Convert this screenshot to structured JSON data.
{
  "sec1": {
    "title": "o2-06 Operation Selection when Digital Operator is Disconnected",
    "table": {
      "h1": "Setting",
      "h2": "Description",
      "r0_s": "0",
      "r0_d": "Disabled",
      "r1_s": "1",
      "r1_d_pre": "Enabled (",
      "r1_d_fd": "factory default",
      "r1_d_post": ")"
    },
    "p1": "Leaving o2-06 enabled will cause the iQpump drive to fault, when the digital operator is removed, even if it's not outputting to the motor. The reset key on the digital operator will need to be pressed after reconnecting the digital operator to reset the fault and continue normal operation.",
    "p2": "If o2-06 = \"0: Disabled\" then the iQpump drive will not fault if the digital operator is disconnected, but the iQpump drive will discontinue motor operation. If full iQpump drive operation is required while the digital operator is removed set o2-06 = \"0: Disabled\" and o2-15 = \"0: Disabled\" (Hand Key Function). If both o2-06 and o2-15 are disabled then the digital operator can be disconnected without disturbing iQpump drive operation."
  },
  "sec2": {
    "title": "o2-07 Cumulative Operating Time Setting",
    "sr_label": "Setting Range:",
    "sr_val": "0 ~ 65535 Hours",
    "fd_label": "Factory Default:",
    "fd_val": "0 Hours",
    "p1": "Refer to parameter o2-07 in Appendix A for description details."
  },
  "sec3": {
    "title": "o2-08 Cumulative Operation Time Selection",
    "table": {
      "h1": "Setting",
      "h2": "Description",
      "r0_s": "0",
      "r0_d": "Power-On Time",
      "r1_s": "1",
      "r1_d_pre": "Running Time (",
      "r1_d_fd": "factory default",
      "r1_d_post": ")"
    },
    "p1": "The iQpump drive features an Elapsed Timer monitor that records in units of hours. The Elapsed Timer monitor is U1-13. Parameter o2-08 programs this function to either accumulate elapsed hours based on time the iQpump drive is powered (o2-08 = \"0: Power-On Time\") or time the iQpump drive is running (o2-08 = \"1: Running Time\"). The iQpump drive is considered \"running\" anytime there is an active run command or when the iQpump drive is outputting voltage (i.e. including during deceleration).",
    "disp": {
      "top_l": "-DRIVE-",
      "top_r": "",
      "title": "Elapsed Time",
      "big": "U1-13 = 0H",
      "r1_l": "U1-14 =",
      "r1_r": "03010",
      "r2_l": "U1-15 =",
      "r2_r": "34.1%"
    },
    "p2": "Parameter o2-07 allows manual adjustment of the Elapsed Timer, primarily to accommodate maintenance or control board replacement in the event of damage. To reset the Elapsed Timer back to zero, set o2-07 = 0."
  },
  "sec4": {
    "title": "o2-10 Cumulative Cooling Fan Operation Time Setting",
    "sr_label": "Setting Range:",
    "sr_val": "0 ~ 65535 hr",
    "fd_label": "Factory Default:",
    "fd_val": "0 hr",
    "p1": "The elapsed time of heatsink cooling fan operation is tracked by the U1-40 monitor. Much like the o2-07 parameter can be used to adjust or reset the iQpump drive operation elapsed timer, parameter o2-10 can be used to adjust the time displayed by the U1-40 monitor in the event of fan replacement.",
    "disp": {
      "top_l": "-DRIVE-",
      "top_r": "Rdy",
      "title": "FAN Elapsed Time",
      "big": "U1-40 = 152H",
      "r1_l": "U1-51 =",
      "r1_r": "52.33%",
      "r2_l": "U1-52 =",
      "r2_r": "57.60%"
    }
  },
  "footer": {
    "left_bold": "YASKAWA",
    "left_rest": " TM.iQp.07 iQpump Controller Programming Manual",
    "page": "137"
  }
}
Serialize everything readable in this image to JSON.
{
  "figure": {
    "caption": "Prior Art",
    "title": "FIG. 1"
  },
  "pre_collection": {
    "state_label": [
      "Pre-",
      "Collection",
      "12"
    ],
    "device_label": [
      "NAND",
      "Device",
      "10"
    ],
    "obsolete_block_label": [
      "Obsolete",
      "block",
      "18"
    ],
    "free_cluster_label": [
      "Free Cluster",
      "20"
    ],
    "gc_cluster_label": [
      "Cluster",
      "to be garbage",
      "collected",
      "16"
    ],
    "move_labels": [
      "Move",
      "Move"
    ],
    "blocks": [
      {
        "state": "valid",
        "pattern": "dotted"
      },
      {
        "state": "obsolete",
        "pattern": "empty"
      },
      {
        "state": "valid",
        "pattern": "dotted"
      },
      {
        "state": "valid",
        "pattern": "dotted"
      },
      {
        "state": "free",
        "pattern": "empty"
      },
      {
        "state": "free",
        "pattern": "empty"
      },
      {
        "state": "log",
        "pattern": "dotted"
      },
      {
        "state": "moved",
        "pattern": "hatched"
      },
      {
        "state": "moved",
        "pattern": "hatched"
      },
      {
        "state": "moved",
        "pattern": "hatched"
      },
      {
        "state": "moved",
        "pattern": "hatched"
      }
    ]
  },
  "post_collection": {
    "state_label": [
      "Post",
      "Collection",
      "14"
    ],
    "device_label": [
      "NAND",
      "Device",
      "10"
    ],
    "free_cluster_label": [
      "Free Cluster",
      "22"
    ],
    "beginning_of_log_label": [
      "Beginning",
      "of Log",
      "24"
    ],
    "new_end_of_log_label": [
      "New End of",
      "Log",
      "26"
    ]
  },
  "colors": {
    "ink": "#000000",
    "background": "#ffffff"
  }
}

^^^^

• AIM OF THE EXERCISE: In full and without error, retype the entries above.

• OUTPUT:
Convert this screenshot to structured JSON data.
{
  "sec1": {
    "title": "o2-06 Operation Selection when Digital Operator is Disconnected",
    "table": {
      "h1": "Setting",
      "h2": "Description",
      "r0_s": "0",
      "r0_d": "Disabled",
      "r1_s": "1",
      "r1_d_pre": "Enabled (",
      "r1_d_fd": "factory default",
      "r1_d_post": ")"
    },
    "p1": "Leaving o2-06 enabled will cause the iQpump drive to fault, when the digital operator is removed, even if it's not outputting to the motor. The reset key on the digital operator will need to be pressed after reconnecting the digital operator to reset the fault and continue normal operation.",
    "p2": "If o2-06 = \"0: Disabled\" then the iQpump drive will not fault if the digital operator is disconnected, but the iQpump drive will discontinue motor operation. If full iQpump drive operation is required while the digital operator is removed set o2-06 = \"0: Disabled\" and o2-15 = \"0: Disabled\" (Hand Key Function). If both o2-06 and o2-15 are disabled then the digital operator can be disconnected without disturbing iQpump drive operation."
  },
  "sec2": {
    "title": "o2-07 Cumulative Operating Time Setting",
    "sr_label": "Setting Range:",
    "sr_val": "0 ~ 65535 Hours",
    "fd_label": "Factory Default:",
    "fd_val": "0 Hours",
    "p1": "Refer to parameter o2-07 in Appendix A for description details."
  },
  "sec3": {
    "title": "o2-08 Cumulative Operation Time Selection",
    "table": {
      "h1": "Setting",
      "h2": "Description",
      "r0_s": "0",
      "r0_d": "Power-On Time",
      "r1_s": "1",
      "r1_d_pre": "Running Time (",
      "r1_d_fd": "factory default",
      "r1_d_post": ")"
    },
    "p1": "The iQpump drive features an Elapsed Timer monitor that records in units of hours. The Elapsed Timer monitor is U1-13. Parameter o2-08 programs this function to either accumulate elapsed hours based on time the iQpump drive is powered (o2-08 = \"0: Power-On Time\") or time the iQpump drive is running (o2-08 = \"1: Running Time\"). The iQpump drive is considered \"running\" anytime there is an active run command or when the iQpump drive is outputting voltage (i.e. including during deceleration).",
    "disp": {
      "top_l": "-DRIVE-",
      "top_r": "",
      "title": "Elapsed Time",
      "big": "U1-13 = 0H",
      "r1_l": "U1-14 =",
      "r1_r": "03010",
      "r2_l": "U1-15 =",
      "r2_r": "34.1%"
    },
    "p2": "Parameter o2-07 allows manual adjustment of the Elapsed Timer, primarily to accommodate maintenance or control board replacement in the event of damage. To reset the Elapsed Timer back to zero, set o2-07 = 0."
  },
  "sec4": {
    "title": "o2-10 Cumulative Cooling Fan Operation Time Setting",
    "sr_label": "Setting Range:",
    "sr_val": "0 ~ 65535 hr",
    "fd_label": "Factory Default:",
    "fd_val": "0 hr",
    "p1": "The elapsed time of heatsink cooling fan operation is tracked by the U1-40 monitor. Much like the o2-07 parameter can be used to adjust or reset the iQpump drive operation elapsed timer, parameter o2-10 can be used to adjust the time displayed by the U1-40 monitor in the event of fan replacement.",
    "disp": {
      "top_l": "-DRIVE-",
      "top_r": "Rdy",
      "title": "FAN Elapsed Time",
      "big": "U1-40 = 152H",
      "r1_l": "U1-51 =",
      "r1_r": "52.33%",
      "r2_l": "U1-52 =",
      "r2_r": "57.60%"
    }
  },
  "footer": {
    "left_bold": "YASKAWA",
    "left_rest": " TM.iQp.07 iQpump Controller Programming Manual",
    "page": "137"
  }
}
Serialize everything readable in this image to JSON.
{
  "figure": {
    "caption": "Prior Art",
    "title": "FIG. 1"
  },
  "pre_collection": {
    "state_label": [
      "Pre-",
      "Collection",
      "12"
    ],
    "device_label": [
      "NAND",
      "Device",
      "10"
    ],
    "obsolete_block_label": [
      "Obsolete",
      "block",
      "18"
    ],
    "free_cluster_label": [
      "Free Cluster",
      "20"
    ],
    "gc_cluster_label": [
      "Cluster",
      "to be garbage",
      "collected",
      "16"
    ],
    "move_labels": [
      "Move",
      "Move"
    ],
    "blocks": [
      {
        "state": "valid",
        "pattern": "dotted"
      },
      {
        "state": "obsolete",
        "pattern": "empty"
      },
      {
        "state": "valid",
        "pattern": "dotted"
      },
      {
        "state": "valid",
        "pattern": "dotted"
      },
      {
        "state": "free",
        "pattern": "empty"
      },
      {
        "state": "free",
        "pattern": "empty"
      },
      {
        "state": "log",
        "pattern": "dotted"
      },
      {
        "state": "moved",
        "pattern": "hatched"
      },
      {
        "state": "moved",
        "pattern": "hatched"
      },
      {
        "state": "moved",
        "pattern": "hatched"
      },
      {
        "state": "moved",
        "pattern": "hatched"
      }
    ]
  },
  "post_collection": {
    "state_label": [
      "Post",
      "Collection",
      "14"
    ],
    "device_label": [
      "NAND",
      "Device",
      "10"
    ],
    "free_cluster_label": [
      "Free Cluster",
      "22"
    ],
    "beginning_of_log_label": [
      "Beginning",
      "of Log",
      "24"
    ],
    "new_end_of_log_label": [
      "New End of",
      "Log",
      "26"
    ]
  },
  "colors": {
    "ink": "#000000",
    "background": "#ffffff"
  }
}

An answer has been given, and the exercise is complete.